Surrounded by Ottoman soldiers, Erdoğan toughens rhetoric against New York Times
The 478-man “Conquest Unit” formed by the Turkish Armed Forces on Erdoğan's order to participate in the event marking the 562nd anniversary of the Turks’ conquest of Istanbul included Janissary soldiers.
Turkish President Recep Tayyip Erdoğan has slammed the New York Times for the third time in a week.
"This newspaper had once called Ottoman Sultan Abdulhamid an 'absolute monarch.' And today it directs to the Republic of Turkey and me the hate that it once directed to the Ottoman state," Erdoğan said at the May 30 event in Istanbul marking the 562nd anniversary of the Turks’ conquest of Istanbul.

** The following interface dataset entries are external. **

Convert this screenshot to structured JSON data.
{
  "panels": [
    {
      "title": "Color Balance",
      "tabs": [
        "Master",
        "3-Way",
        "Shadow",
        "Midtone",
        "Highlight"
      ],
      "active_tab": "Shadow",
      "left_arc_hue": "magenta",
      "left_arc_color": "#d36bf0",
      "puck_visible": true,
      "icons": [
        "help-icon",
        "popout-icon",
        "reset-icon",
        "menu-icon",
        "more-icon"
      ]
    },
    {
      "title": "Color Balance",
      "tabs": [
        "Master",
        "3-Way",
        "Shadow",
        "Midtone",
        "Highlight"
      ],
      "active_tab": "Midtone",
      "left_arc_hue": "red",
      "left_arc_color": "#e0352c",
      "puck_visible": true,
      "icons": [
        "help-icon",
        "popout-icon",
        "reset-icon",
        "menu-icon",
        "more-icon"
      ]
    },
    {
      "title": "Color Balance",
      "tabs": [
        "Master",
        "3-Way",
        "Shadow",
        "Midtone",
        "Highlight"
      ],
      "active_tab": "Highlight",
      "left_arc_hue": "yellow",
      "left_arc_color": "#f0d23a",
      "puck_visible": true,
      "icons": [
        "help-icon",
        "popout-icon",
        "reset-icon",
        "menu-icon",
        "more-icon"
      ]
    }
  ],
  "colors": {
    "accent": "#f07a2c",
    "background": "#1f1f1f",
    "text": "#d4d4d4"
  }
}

Erdoğan was referring to the U.S. daily's reports on Turkey's Young Turk Revolution in 1908, which restored the Ottoman constitution of 1876, ending Sultan Abdulhamid's rule with an iron fist. "Abdul Hamid's reign as an absolute monarch is over. The forces of the Constitutionalists are in full possession of the capital after fierce fighting following an attack which began about 5 o'clock this morning, and in which the attacking troops used artillery," an NYT report had said on April 25, 1909.
As the June 7 general elections approach, Erdoğan has toughened his rhetoric against critical voices in the Turkish media, as well international outlets. Most recently, he slammed the New York Times during rallies on May 25 and May 26, over its May 22 editorial that criticized his “long history of intimidating and co-opting the Turkish media.”

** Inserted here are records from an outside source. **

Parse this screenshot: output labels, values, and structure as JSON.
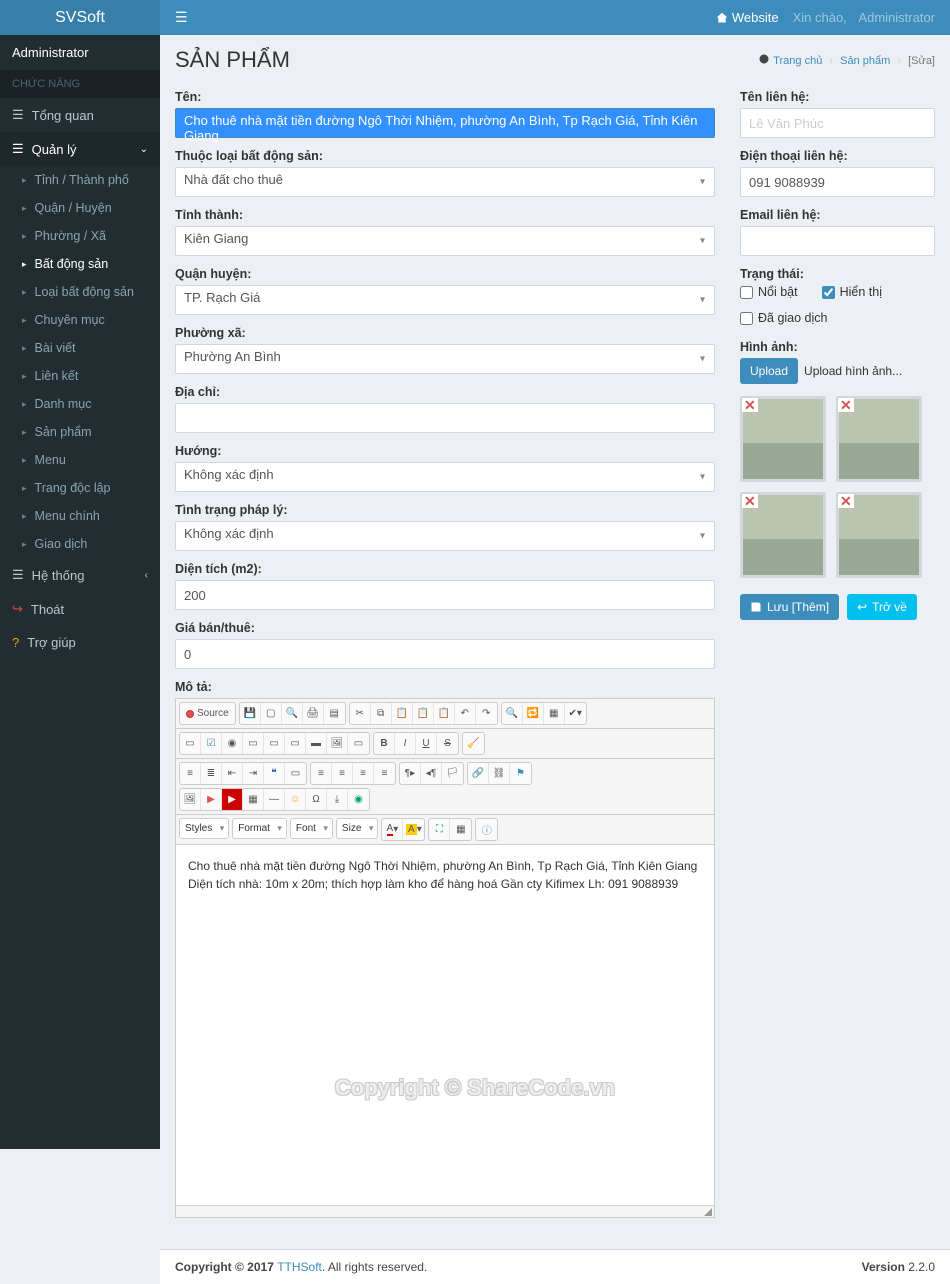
{
  "brand": "SVSoft",
  "top": {
    "website": "Website",
    "greeting_prefix": "Xin chào,",
    "greeting_user": "Administrator"
  },
  "user_panel": {
    "name": "Administrator"
  },
  "sidebar": {
    "section": "CHỨC NĂNG",
    "overview": "Tổng quan",
    "manage": "Quản lý",
    "items": [
      "Tỉnh / Thành phố",
      "Quận / Huyện",
      "Phường / Xã",
      "Bất động sản",
      "Loại bất động sản",
      "Chuyên mục",
      "Bài viết",
      "Liên kết",
      "Danh mục",
      "Sản phẩm",
      "Menu",
      "Trang độc lập",
      "Menu chính",
      "Giao dịch"
    ],
    "active_index": 3,
    "system": "Hệ thống",
    "exit": "Thoát",
    "help": "Trợ giúp"
  },
  "page": {
    "title": "SẢN PHẨM",
    "breadcrumb": {
      "home": "Trang chủ",
      "mid": "Sản phẩm",
      "tail": "[Sửa]"
    }
  },
  "form": {
    "labels": {
      "ten": "Tên:",
      "loai": "Thuộc loại bất động sản:",
      "tinh": "Tỉnh thành:",
      "quan": "Quận huyện:",
      "phuong": "Phường xã:",
      "diachi": "Địa chỉ:",
      "huong": "Hướng:",
      "phaply": "Tình trạng pháp lý:",
      "dientich": "Diện tích (m2):",
      "gia": "Giá bán/thuê:",
      "mota": "Mô tả:",
      "tenlh": "Tên liên hệ:",
      "dtlh": "Điện thoại liên hệ:",
      "emaillh": "Email liên hệ:",
      "trangthai": "Trạng thái:",
      "hinhanh": "Hình ảnh:"
    },
    "values": {
      "ten": "Cho thuê nhà mặt tiền đường Ngô Thời Nhiệm, phường An Bình, Tp Rạch Giá, Tỉnh Kiên Giang",
      "loai": "Nhà đất cho thuê",
      "tinh": "Kiên Giang",
      "quan": "TP. Rạch Giá",
      "phuong": "Phường An Bình",
      "diachi": "",
      "huong": "Không xác định",
      "phaply": "Không xác định",
      "dientich": "200",
      "gia": "0",
      "tenlh": "Lê Văn Phúc",
      "dtlh": "091 9088939",
      "emaillh": ""
    },
    "status": {
      "noibat_label": "Nổi bật",
      "noibat": false,
      "hienthi_label": "Hiển thị",
      "hienthi": true,
      "dagiaodich_label": "Đã giao dịch",
      "dagiaodich": false
    },
    "upload": {
      "btn": "Upload",
      "hint": "Upload hình ảnh..."
    },
    "actions": {
      "save": "Lưu [Thêm]",
      "back": "Trở về"
    }
  },
  "editor": {
    "source_label": "Source",
    "dropdowns": {
      "styles": "Styles",
      "format": "Format",
      "font": "Font",
      "size": "Size"
    },
    "content": "Cho thuê nhà mặt tiền đường Ngô Thời Nhiệm, phường An Bình, Tp Rạch Giá, Tỉnh Kiên Giang Diện tích nhà: 10m x 20m; thích hợp làm kho để hàng hoá Gần cty Kifimex Lh: 091 9088939"
  },
  "footer": {
    "copyright_prefix": "Copyright © 2017 ",
    "link": "TTHSoft",
    "suffix": ". All rights reserved.",
    "version_label": "Version",
    "version": " 2.2.0"
  },
  "watermarks": {
    "sharecode_top": "SHARECODE.vn",
    "sharecode_mid": "ShareCode.vn",
    "copyright": "Copyright © ShareCode.vn"
  }
}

In his May 30 speech, Erdoğan pointed finger at the family owning the New York Times, claiming that the U.S. daily is "close to the Armenian lobby and has recently started to engage in a cooperation with Pennsylvania," referring to the Pennsylvania-based Islamic cleric Fethullah Gülen, his erstwhile ally.
Hundreds of thousands of people flocked to Istanbul's Yenikapı Square, turning the event a political tour de force a week before the general election. A new ceremonial brigade, the 478-man “Conquest Unit” that was formed by the Turkish Armed Forces on Erdoğan's order, was present at the event, dressed as Ottoman soldiers. They were joined by an 84-men Ottoman military band, known in Turkish as the “Mehter."
After slamming a group of Turkish intellectuals who endorsed the Kurdish problem-focused Peoples' Democratic Party (HDP), Erdoğan said that he and his supporters "will not change their position."
"Our nation has a saying for such occassions. Those who eat the bread of the foreigner also swing the sword of the foreigner," he said, advising the youth to be like Ottoman Sultan Mehmed II, who conquered Istanbul in 1453 when he was only 21.
The 4,709 square-meter poster at the square, featuring Erdoğan and Prime Minister Ahmet Davutoğlu, who also attended the event, entered the Guinness Book of World Records, according to Anadolu Agency.
Here is the Doğan News Agency's aerial footage of Yenikapı Square on May 30: